Access Leading Tax Experts And Technology
In Our Global Digital Marketplace

Please enter your input in search

The Tax Non-Compliant American Abroad: What Are Your Choices? Part II

Continued from Part I

Voluntary Disclosure Program

Each of the IRS Offshore Voluntary Disclosure programs has required the filing of 8 years’ of back tax returns and FBARs. In addition, volumes of supporting documentation are required. Choosing this option is very time-consuming and generally is very expensive, both in terms of professional fees and penalties. These programs, however, are a welcome relief for taxpayers who face a real likelihood of criminal penalty sanctions. More information on the most recent program, the 2012 OVDP, can be accessed here. Here is a broad overview of the OVDP terms:

Generally, by entering the OVDP, a taxpayer is subject to the payment of tax deficiencies and interest on the back taxes due for the OVDP Time Period, which is generally 8 years. Interest is compounded daily.

For each year in the OVDP Time Period, the taxpayer is subject to the normal failure to file and failure to pay penalties (which is basically 50% of the tax due each year) and/or the accuracy-related penalty which is 20% of the tax due.

In place of all other tax or information return penalties that may be applicable, a 27.5 percent “in lieu” penalty on the highest aggregate offshore account / asset value in any year covered by the OVDP. The offshore penalty is intended to apply to all offshore holdings that are related in any way to tax noncompliance. Thus, the value of a home purchased abroad with untaxed salary would be dragged into the penalty base; similarly the value of an overseas apartment on which rental income had not been reported by the taxpayer.

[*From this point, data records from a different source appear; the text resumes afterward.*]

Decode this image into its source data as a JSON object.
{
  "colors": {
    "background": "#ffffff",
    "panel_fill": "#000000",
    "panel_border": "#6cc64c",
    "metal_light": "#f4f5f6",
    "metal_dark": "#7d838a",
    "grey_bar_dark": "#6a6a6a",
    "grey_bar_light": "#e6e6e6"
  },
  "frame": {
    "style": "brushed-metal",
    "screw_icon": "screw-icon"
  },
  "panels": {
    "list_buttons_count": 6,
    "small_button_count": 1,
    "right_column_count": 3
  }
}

Certain taxpayers may be eligible for a reduced “in-lieu” / “FBAR” penalty. Under the general terms of the program, as mentioned, this “in lieu” penalty is assessed at 27.5% . The ability to reduce it to 12% or 5% is a huge benefit. All of the exceptions are not possible to discuss in a blog posting, and professional advice should be sought in order to obtain the best information as it applies to a particular taxpayer’s set of facts. In my practice I am using the 5% reduced penalty provision with some success. This provision has been very significant for US persons living in a country where they have been paying tax (e.g., Switzerland), or living in a country, typically in the Middle East region, where many jurisdictions have no individual income tax or have a tax asserted by withholding (e.g., on bank account interest). The ability to use this provision also means the taxpayer may be able to remove any real estate, business interests, and other assets from the penalty base.

Under the IRS announcement pertaining to OVDP, a reduced 5% penalty can apply if the individual is a non-US resident and meets all of the following requirements for all relevant years in the voluntary disclosure:

“taxpayer resides in a foreign country; taxpayer has made a good faith showing that he or she has timely complied with all tax reporting and payment requirements in the country of residency; and taxpayer has $10,000 or less of U.S. source income each year. For these taxpayers only, the offshore penalty will not apply to non-financial assets, such as real property, business interests, or artworks, purchased with funds for which the taxpayer can establish that all applicable taxes have been paid, either in the U.S. or in the country of residence. This exception only applies if the income tax returns filed with the foreign tax authority included the offshore-related taxable income that was not reported on the U.S. tax return.”

Part III  will discuss:  “Quiet” or “Soft” Disclosure

In accordance with Circular 230 Disclosure


Virginia La Torre Jeker J.D., has been a member of the New York Bar since 1984 and is also admitted to practice before the United States Tax Court. She has 30 years of experience specializing in US and international tax planning as well as international commercial transactions. She has been based in Dubai since 2001; prior to that time she worked in Hong Kong for 15 years as a US tax consultant for international law firms, major banks (including HSBC) international accounting firms (Deloitte) and trust companies. Early in her career she worked in New York with the top-tier international law firm, Willkie Farr & Gallagher.

Virginia is regularly asked to speak at numerous conferences and seminars for various institutes and commercial organizations; publishes a vast array of scholarly works in her area of expertise, been interviewed by CNN and is regularly quoted (or has her articles featured) in local and international publications. She was recently appointed to the Professional Tax Advisory Council, American Citizens Abroad, Geneva, Switzerland. She was a guest lecturer at the University of Hong Kong, LL.M Program (Law Department) and served as an adjunct Business Law professor at the American University of Dubai and at the American University of Sharjah where she also taught the legal / ethical aspects of internet law and internet based transactions.